as survival gear. There are loads of different things you could get. If
you don't like the idea of guns, I understand. But you can't expect
someone else to step up and protect you and your family in an
emergency. It all falls on you. The cops are going to be elsewhere, and
busy doing their jobs. You want to survive against predators both human
and animal. Therefore, you will need more than good will and a smile. A
hungry coyote is going to see you, your spouce, and your children as a
meal. You will need to face this and I want you to keep your family
alive. Human predators are far worse than animal ones. PROTECT YOUR
FAMILY! I recommend one pistol and 100 rounds of ammo per adult in your
family or group, with a .22 rifle per group for small game hunting, a
shotgun per group for small game and bird hunting, and one deer rifle
or combat rifle & ammo per group- unless it's one of those "Civilization has fallen"
disasters in which case each adult needs a combat rifle, pistol, and
machete/sword each, with as much ammo as the group can transport.
- A grappling hook with rope attached. Think about it, you'll agree.
- One of those two-wheeled deer carts that hunters use to haul
dead deer out of the woods. Or a wheelbarrow, but the wheelbarrow will
be heavier and harder to use. Stuff you can't carry on your back needs
to go in the cart. If you have enough stuff, get two carts.
- Flare gun, flares, mirrors, whistles, or other ways to signal
for help. Including waterproof matches, waterproof match boxes, Altoids
tins full of cotton balls dipped in Vaseline to start fires with, road
flares, spray cans of WD-40 to make a flamethrower out of, just
anything and everything you can think of to signal with!
OK, I did my best. This was as general and generic a list as I could
make. I'm sure I left stuff out that you'll see needed to be included.
Post in the Forums any things you think need to be added. Just
remember, disasters make us react rather than think clearly. Planning
ahead helps us react better.
If disaster strikes, don't head for Casa Vila. Lyn & I will have
taken everything and bugged out for the best natural fortress I know
of, Tallulah George. Thank you very much, keep yourselves and your
families safe, and we'll see you at the bottom of the Gorge. Just yell "Aphelion!" every few minutes as you climb down the 1100 foot cliffs into the Gorge and none of my group will shoot you. LOL!

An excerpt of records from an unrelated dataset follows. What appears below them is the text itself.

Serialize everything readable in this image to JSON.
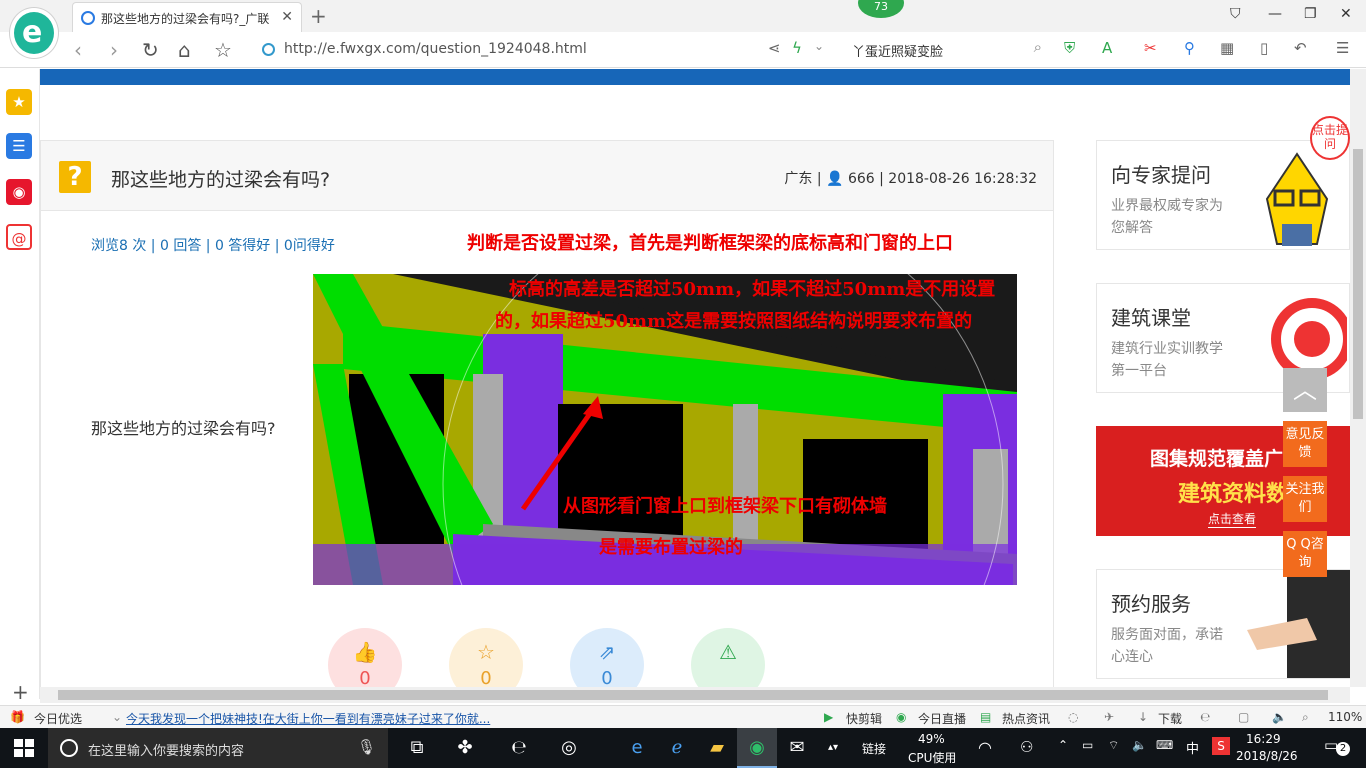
{
  "browser": {
    "tab_title": "那这些地方的过梁会有吗?_广联",
    "tab_close": "✕",
    "new_tab": "+",
    "badge": "73",
    "url": "http://e.fwxgx.com/question_1924048.html",
    "search_text": "丫蛋近照疑变脸",
    "window": {
      "shirt": "⛉",
      "minimize": "—",
      "restore": "❐",
      "close": "✕"
    }
  },
  "question": {
    "title": "那这些地方的过梁会有吗?",
    "region": "广东",
    "user": "666",
    "datetime": "2018-08-26 16:28:32",
    "stats": "浏览8 次 | 0 回答 | 0 答得好 | 0问得好",
    "body_text": "那这些地方的过梁会有吗?"
  },
  "annotations": {
    "line1": "判断是否设置过梁，首先是判断框架梁的底标高和门窗的上口",
    "line2": "标高的高差是否超过50mm，如果不超过50mm是不用设置",
    "line3": "的，如果超过50mm这是需要按照图纸结构说明要求布置的",
    "line4": "从图形看门窗上口到框架梁下口有砌体墙",
    "line5": "是需要布置过梁的"
  },
  "actions": [
    {
      "name": "like",
      "icon": "👍",
      "count": "0"
    },
    {
      "name": "favorite",
      "icon": "☆",
      "count": "0"
    },
    {
      "name": "share",
      "icon": "⇗",
      "count": "0"
    },
    {
      "name": "report",
      "icon": "⚠",
      "count": ""
    }
  ],
  "sidebar_cards": {
    "expert": {
      "title": "向专家提问",
      "subtitle": "业界最权威专家为您解答",
      "bubble": "点击提问"
    },
    "classroom": {
      "title": "建筑课堂",
      "subtitle": "建筑行业实训教学第一平台"
    },
    "banner": {
      "line1": "图集规范覆盖广",
      "line2": "建筑资料数",
      "cta": "点击查看"
    },
    "service": {
      "title": "预约服务",
      "subtitle": "服务面对面，承诺心连心"
    }
  },
  "float_buttons": {
    "feedback": "意见反馈",
    "follow": "关注我们",
    "qq": "Q Q咨询",
    "backtop": "︿"
  },
  "statusbar": {
    "today": "今日优选",
    "news": "今天我发现一个把妹神技!在大街上你一看到有漂亮妹子过来了你就...",
    "clip": "快剪辑",
    "live": "今日直播",
    "hot": "热点资讯",
    "download": "下载",
    "zoom": "110%"
  },
  "taskbar": {
    "search_placeholder": "在这里输入你要搜索的内容",
    "link": "链接",
    "cpu_percent": "49%",
    "cpu_label": "CPU使用",
    "ime": "中",
    "time": "16:29",
    "date": "2018/8/26",
    "notifications": "2"
  },
  "colors": {
    "accent_blue": "#1766b8",
    "annotation_red": "#e00000",
    "float_orange": "#f26b1d",
    "link_blue": "#1a6fb3"
  }
}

Here are some links to pages I have up promoting the music. Rob
Wynne is working on one that will better fit into Aphelion's page
format, so that our readers will have a far prettier promo page to

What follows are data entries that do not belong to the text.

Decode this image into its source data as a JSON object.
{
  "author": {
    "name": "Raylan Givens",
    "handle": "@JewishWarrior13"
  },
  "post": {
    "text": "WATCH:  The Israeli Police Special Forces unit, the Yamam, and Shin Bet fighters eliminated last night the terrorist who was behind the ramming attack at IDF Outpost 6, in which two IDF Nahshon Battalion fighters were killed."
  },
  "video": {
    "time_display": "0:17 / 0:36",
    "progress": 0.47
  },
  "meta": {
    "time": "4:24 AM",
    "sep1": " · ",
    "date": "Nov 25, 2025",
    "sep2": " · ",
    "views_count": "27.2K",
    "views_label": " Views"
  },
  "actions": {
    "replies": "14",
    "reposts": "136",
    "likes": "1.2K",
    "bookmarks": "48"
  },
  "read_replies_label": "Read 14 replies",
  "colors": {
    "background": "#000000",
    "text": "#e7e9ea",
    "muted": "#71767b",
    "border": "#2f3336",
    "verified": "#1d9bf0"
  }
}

read. There are links on that page to the Create Space Preview songs,
the Create Space page for each album, the Amazon.com listings, and the
link to the digital downloads page.
Music Page This is my promo page here at Aphelion. All the links
below, and more information about the albums, are located here.
The Never Bank On A Learning Curve CD
on the Create Space website.
My first album, with a wide range of styles and genres, covering the
past three years of my working with the MAGIX Music Maker programs.
The Second Helping CD on the Create
My second album, with just as wide a range of different musical styles,
showing just how much I've learned in the past three years.
Dan's Studio-D Page on the
Bandcamp website. Digital downloads of the albums,
or each individual song if you prefer it that way. Just click on the
album cover thumbnails and you'll see a list of each song on the album.
Next to the song titles are links to read the liner notes, or to
download the individual song. You can listen to each song for free.
There is also a link to download each entire album at one go. I cannot
say enough about Bandcamp! This is an amazing website. I have Rob, and
many other friends, to thank for finally talking me into checking it
And here's a link to my Sound Cloud page:
Dan's Sound Cloud Page
where all my music has been stored for your free listening pleasure.
These are not as high a quality recordings as the ones on the CDs or on
Bandcamp. But SoundCloud does have the virtue of having everything
collected together in one place.
Check those links out, buy a CD or download if you like what you
hear. And once again, thank you for your time,
ON THE COVER
Title: Space Phenomenon Imitates Art in Universe's Version of Van Gogh Painting
Photo Credit: NASA, ESA, and H.E. Bond (STScI)